──────── GIVEN ENTRIES ────────

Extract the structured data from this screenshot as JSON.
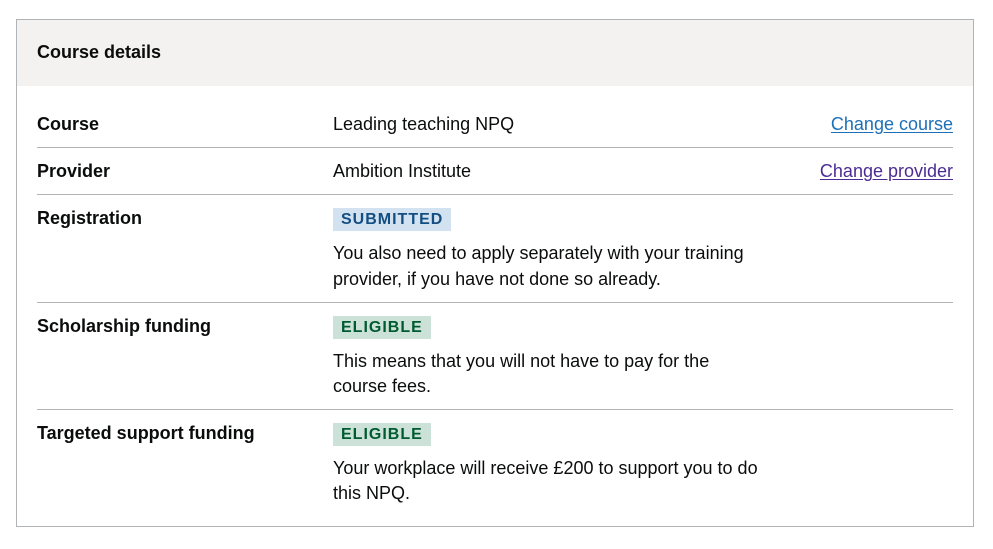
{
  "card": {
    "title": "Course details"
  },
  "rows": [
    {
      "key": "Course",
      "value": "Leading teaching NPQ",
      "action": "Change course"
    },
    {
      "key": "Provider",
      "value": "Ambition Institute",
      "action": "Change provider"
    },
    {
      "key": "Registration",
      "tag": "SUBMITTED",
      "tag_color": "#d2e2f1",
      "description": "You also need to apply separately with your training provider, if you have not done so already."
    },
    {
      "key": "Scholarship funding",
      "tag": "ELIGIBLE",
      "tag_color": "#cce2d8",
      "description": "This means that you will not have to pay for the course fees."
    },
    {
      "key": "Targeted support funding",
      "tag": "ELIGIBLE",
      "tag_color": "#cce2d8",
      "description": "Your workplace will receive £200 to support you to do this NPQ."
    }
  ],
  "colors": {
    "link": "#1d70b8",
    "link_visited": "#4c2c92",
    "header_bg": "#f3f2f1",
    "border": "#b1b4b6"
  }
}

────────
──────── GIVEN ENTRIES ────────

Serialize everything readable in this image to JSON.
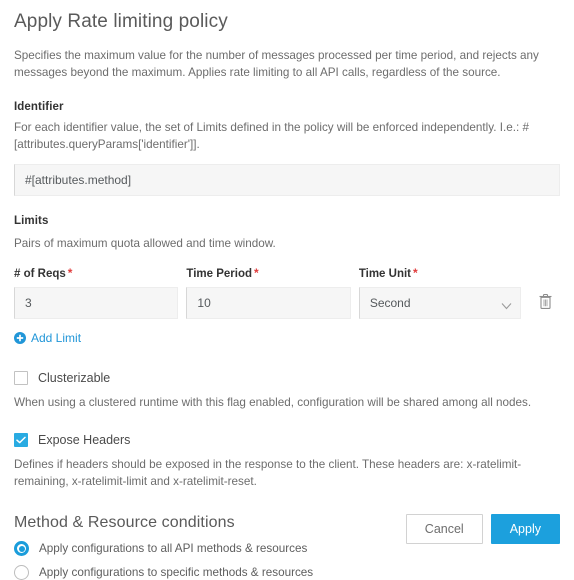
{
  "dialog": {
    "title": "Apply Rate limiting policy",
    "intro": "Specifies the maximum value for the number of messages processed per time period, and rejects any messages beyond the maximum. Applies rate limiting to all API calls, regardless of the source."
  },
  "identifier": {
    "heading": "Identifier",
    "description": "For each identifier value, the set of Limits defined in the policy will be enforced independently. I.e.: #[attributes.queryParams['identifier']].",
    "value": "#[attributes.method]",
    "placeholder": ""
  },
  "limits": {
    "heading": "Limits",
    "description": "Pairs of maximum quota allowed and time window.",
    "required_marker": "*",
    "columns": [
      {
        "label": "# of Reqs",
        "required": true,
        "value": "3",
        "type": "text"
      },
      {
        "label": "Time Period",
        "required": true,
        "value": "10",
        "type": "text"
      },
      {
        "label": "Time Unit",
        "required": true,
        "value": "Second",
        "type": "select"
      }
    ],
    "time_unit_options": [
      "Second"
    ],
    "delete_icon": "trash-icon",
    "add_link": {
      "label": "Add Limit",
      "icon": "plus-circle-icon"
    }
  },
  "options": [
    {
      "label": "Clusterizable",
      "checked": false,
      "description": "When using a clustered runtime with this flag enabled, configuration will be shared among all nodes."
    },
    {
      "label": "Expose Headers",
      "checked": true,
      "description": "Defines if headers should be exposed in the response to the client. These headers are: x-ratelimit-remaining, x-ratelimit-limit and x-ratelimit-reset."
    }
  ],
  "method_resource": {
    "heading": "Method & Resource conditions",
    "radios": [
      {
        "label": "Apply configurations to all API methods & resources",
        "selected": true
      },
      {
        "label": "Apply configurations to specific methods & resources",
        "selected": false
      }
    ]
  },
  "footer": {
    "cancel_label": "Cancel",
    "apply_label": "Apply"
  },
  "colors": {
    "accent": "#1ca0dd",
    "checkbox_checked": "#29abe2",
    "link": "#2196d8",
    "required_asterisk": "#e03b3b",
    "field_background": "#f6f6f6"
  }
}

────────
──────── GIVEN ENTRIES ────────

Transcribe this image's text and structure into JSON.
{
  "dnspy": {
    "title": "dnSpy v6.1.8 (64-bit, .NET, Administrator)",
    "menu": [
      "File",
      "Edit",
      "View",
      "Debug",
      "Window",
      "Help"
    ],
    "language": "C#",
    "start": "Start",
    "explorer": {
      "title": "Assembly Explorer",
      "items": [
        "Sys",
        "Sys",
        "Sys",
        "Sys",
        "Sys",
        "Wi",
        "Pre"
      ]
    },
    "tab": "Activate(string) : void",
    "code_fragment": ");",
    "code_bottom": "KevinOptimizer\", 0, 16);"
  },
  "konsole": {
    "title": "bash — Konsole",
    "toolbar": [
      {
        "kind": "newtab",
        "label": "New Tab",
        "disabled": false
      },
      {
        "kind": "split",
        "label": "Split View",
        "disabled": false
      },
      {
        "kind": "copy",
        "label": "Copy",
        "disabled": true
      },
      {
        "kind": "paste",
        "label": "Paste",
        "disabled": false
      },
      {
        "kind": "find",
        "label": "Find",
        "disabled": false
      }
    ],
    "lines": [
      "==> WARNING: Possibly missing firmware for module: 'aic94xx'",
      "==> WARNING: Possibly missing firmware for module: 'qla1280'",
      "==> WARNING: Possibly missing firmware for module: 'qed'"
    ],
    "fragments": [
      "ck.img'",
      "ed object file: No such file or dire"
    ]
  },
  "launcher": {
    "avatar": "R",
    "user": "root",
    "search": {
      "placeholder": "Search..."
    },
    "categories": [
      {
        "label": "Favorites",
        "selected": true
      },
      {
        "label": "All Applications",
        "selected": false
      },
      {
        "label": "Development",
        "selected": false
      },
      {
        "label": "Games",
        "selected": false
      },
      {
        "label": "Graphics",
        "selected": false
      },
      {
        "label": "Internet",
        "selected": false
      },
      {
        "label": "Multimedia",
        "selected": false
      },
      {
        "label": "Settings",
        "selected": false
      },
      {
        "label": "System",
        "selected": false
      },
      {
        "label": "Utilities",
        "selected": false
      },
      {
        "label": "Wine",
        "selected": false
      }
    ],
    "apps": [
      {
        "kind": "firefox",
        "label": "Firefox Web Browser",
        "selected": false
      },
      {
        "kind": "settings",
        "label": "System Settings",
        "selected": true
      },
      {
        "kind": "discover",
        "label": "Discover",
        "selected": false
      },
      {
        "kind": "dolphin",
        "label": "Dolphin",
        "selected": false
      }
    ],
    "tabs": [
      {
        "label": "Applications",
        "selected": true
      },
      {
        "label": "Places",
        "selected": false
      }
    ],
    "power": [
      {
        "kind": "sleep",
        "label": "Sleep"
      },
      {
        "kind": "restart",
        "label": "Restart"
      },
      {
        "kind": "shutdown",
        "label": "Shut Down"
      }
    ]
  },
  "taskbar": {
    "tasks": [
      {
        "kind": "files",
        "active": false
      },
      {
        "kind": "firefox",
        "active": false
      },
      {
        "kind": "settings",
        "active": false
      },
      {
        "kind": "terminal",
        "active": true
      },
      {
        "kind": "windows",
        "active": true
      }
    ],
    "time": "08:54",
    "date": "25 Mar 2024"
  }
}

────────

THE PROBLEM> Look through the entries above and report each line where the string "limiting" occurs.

OUTPUT FOR THIS TASK>
    "title": "Apply Rate limiting policy",
    "intro": "Specifies the maximum value for the number of messages processed per time period, and rejects any messages beyond the maximum. Applies rate limiting to all API calls, regardless of the source."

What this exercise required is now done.